Valentine's Day came early to consumers in Itasca,
Ill., the unlikely objects of intense affection from suitors in the cable-television and
direct-broadcast satellite businesses.
Itasca declared its willingness to be wooed last month,
when the village government announced that it would pay $100 rebates to the first 100
residents who signed up for DBS service.
The village later abandoned that plan, after incumbent
cable operator AT&T Broadband & Internet Services objected that it was "a
misuse of public funds" to promote one multichannel-video supplier over another.
But DirecTV Inc. went ahead and offered the rebate on its
own. And EchoStar Communications Corp. offered Itasca residents free Dish Network hardware
and six months of free programming if they agreed to pay $19.99 per month for 12 months of
its "America's Top 40" package.
EchoStar is an old hand at this game of love and war: It
once offered residents of Boulder, Colo., free satellite dishes after the city chose not

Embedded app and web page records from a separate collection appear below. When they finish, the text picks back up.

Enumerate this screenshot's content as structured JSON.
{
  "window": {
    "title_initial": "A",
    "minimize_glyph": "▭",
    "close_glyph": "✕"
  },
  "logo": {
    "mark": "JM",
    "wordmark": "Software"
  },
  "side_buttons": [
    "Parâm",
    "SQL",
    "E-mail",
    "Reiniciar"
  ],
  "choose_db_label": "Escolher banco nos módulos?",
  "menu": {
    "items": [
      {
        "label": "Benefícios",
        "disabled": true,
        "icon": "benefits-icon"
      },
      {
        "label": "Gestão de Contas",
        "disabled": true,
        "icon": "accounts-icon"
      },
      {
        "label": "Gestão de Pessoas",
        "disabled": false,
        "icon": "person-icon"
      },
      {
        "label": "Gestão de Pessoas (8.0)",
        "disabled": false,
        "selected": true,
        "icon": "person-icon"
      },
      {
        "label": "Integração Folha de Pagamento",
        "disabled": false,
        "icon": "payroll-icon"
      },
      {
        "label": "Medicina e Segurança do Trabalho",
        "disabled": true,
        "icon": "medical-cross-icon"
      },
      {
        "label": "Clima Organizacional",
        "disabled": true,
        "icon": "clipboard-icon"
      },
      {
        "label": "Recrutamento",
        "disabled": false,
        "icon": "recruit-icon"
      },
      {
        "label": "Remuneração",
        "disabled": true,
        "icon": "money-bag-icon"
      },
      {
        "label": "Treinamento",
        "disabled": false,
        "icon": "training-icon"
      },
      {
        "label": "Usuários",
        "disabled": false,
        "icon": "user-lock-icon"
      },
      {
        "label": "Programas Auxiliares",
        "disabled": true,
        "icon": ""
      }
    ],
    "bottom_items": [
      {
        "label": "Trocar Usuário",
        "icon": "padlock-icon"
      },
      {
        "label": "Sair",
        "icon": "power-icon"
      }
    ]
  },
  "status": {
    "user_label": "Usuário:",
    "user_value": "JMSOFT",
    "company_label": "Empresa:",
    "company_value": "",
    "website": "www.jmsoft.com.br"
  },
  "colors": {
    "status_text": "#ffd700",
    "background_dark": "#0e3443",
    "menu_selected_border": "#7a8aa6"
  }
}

to renew a Tele-Communications Inc. franchise.
Eager to show that it remains lovable despite those
displays of desire, AT&T Broadband claimed last week that more than 1,100 residents of
the Chicago suburb declared their love for cable the most tangible way.
In the two weeks leading up to Sept. 20, residents either
signed up for cable service or bought premium channels, pay-per-view offerings and other
Pat Keenan, a spokeswoman for AT&T Broadband in Itasca,
estimated last Thursday that new subscribers accounted for about 200 of the 1,100, with
still more coming in from recent direct-mail and telemarketing efforts.
Given its 70 percent cable penetration of the 3,200 homes
passed in Itasca, Keenan said, this translated into strong sales from the remaining 30
percent of the market. DBS has more targets of opportunity, she pointed out.
The cable operator's sales included 86 made during a
two-day consumer fair initiated by the Village of Itasca as a way to put cable and
satellite providers on an equal competitive footing. That event turned into "a
showdown of sorts," as DirecTV spokeswoman Barbara Chen put it.
Of those 86 sales, AT&T Broadband regional vice
president Bill Conners said in a prepared statement, 18 households "switched back to
cable" after having been satellite customers.
EchoStar spokesman Marc Lumpkin begged to differ. He
claimed that the MSO's boasts were "not true," crowing, "We were
easily the clear winner."
EchoStar staffers, located in a booth next to the
MSO's, saw no one enter AT&T Broadband's flashy vehicle, leading Lumpkin to
conclude, "AT&T didn't sell one cable subscription on those two days."
EchoStar conceded about 15 sign-ups for DBS rival DirecTV.
Even if AT&T Broadband sold 86 subscriptions, Dish sold
more than twice that number at the two-day event, Lumpkin said. EchoStar had no
significant sales beyond the fair since its Itasca selling effort just began shortly
before that, he added.
EchoStar drew the longest lines at that fair with its
sign-up offer, he claimed.
EchoStar officials said DirecTV made its own Itasca offer
more attractive on the second day, and it sold an estimated 10 subscribers, doubling its
DirecTV refused to be drawn into the quarrel. A spokeswoman
said her company wouldn't detail how warmly their $100 bounty offer had been
received. But she did observe, "EchoStar gave away so much" with its offer.
She also quoted regional sales director Chris Hayes as
being "extremely pleased with the sales activity and interest" in Itasca.
After two weeks of what he described as the satellite
companies' "no-holds-barred effort to market their services," Conners said,
consumers ultimately decided that "early savings quickly get eaten up by higher
month-to-month [DBS] costs later on."
He also claimed Itasca residents were enthused about
AT&T Broadband's high-speed Internet service, "coming soon to our customers,
but not available from satellite companies in the foreseeable future."
The MSO added that prospective customers seemed to like the
availability of local broadcast stations affiliated with the "Big Four"
television networks, as well as PBS, availability of which varies among satellite
Moreover, AT&T Broadband called consumers'
attention to the fact that its local franchise fees -- about $50,000 per year -- go to
Itasca to support city services, schools and the like.